There are also surprises. The final three tracks, which span "Lost Souls Of Saturn," "Frequency Revelation" and "The Awakening" and are the record's best section, feature all manner of sound sources and inspirations—there are what sound like soundtrack samples, orchestral drones, hymnic chanting and almost emotional emissions from unknown machines. As the album moves through its final stages, Moffa and Troxler manage to create an affecting and powerful sonic space that stands apart from the club-orientated music they're both known for.

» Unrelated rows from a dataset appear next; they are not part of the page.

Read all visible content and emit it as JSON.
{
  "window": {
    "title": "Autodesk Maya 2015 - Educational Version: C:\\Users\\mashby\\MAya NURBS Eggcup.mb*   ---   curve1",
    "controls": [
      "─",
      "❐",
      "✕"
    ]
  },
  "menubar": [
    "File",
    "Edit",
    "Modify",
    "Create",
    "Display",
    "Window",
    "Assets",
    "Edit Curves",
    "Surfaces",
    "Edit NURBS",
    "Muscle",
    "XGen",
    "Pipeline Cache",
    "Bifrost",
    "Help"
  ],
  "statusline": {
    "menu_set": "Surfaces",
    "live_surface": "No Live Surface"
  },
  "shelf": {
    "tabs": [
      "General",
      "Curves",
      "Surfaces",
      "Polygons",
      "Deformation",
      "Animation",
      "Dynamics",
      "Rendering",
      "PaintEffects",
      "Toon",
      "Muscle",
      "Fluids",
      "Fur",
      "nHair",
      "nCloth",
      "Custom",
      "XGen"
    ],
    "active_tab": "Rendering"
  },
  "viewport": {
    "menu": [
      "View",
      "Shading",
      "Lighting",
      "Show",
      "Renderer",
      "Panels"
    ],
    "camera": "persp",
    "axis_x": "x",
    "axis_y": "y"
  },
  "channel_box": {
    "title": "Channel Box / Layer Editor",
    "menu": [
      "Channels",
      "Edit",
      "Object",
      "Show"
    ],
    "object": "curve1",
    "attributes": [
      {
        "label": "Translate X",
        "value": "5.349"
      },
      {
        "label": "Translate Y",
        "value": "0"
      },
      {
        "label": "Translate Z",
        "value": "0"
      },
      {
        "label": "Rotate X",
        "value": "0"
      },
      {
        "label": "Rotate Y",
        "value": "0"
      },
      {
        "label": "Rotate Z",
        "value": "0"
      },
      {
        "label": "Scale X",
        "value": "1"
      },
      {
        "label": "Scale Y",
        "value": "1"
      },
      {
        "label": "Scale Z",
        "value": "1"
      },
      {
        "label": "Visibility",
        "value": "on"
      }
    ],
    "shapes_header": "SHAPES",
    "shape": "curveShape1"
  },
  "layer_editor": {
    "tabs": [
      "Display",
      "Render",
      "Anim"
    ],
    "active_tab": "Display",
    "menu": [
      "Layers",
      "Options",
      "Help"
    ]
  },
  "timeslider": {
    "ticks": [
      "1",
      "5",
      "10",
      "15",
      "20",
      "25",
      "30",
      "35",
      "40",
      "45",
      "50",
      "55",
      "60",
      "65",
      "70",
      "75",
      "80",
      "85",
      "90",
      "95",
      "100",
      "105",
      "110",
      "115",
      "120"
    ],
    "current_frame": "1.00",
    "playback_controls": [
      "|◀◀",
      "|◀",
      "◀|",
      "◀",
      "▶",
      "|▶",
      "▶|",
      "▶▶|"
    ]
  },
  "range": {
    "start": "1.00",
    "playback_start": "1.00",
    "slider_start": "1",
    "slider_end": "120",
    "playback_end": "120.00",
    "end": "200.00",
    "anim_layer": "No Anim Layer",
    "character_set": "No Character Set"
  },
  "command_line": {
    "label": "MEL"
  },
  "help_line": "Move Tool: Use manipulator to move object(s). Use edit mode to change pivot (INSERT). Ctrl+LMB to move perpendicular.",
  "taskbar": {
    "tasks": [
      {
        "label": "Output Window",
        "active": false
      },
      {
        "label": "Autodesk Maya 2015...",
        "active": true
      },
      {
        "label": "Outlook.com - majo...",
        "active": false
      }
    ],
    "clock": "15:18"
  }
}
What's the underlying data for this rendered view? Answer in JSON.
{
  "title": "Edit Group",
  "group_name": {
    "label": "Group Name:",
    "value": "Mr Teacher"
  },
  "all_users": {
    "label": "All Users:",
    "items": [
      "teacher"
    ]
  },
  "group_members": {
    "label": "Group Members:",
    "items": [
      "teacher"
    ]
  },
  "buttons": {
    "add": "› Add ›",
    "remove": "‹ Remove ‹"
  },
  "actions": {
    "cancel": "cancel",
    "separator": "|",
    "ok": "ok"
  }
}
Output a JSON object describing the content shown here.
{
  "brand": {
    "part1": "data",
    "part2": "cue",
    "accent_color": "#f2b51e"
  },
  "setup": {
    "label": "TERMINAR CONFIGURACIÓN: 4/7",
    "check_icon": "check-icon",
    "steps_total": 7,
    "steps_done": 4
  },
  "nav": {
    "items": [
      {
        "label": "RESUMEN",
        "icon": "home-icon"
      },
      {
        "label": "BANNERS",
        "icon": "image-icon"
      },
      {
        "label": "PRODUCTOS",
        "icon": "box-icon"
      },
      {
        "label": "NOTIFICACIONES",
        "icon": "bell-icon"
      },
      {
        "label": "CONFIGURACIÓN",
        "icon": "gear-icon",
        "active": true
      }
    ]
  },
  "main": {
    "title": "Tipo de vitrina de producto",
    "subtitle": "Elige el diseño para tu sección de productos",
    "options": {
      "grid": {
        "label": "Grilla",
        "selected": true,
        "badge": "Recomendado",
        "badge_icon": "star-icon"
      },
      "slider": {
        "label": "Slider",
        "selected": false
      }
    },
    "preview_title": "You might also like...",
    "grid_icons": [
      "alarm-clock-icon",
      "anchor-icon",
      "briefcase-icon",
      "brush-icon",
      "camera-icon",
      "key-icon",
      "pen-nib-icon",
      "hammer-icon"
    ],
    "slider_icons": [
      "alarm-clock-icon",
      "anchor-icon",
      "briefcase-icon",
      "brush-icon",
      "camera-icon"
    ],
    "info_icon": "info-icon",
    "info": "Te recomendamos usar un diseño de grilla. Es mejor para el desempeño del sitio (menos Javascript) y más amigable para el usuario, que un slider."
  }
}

That covers the album's musical highlights, but we're asked to think of Lost Souls Of Saturn as an "inextricably linked whole," which is when things start to become more complicated. Across the group's written communication, videos, artwork, music and vocals, they appear to reference and attempt to reconcile, in no particular order: science, theology, mysticism, cosmology, psychedelia, literature, shamanism, paganism, politics, anti-capitalism and philosophy. The album is littered with drifting allusions to these themes, some of which work pretty well. While they may not be the first to do so, Moffa and Troxler draw connections, on tracks like "Midnight Karma" and "Lunarvision," between rituals of the past and their modern equivalents in club culture, while they comfortably work with psychedelic moods and interpretations of science fiction.
Some engagements, though, are clumsy. As critiques on politics, consumerism and corporate culture go, the visual accompaniment for "Holes In The Holoverse" is painfully on the nose, while the use of musical tropes like the tuning of a radio and spoken-word quotes from the Bible are, simply put, clichés. There's a nagging feeling that the project uses such a vast grab-bag of references to mask a lack of clear, foundational ideas. That could be slightly unfair though. Moffa and Troxler wouldn't be the first artists to take up residence in a maze of their influences, and as muddled as things appear at times, on Lost Souls Of Saturn they do some pretty striking work.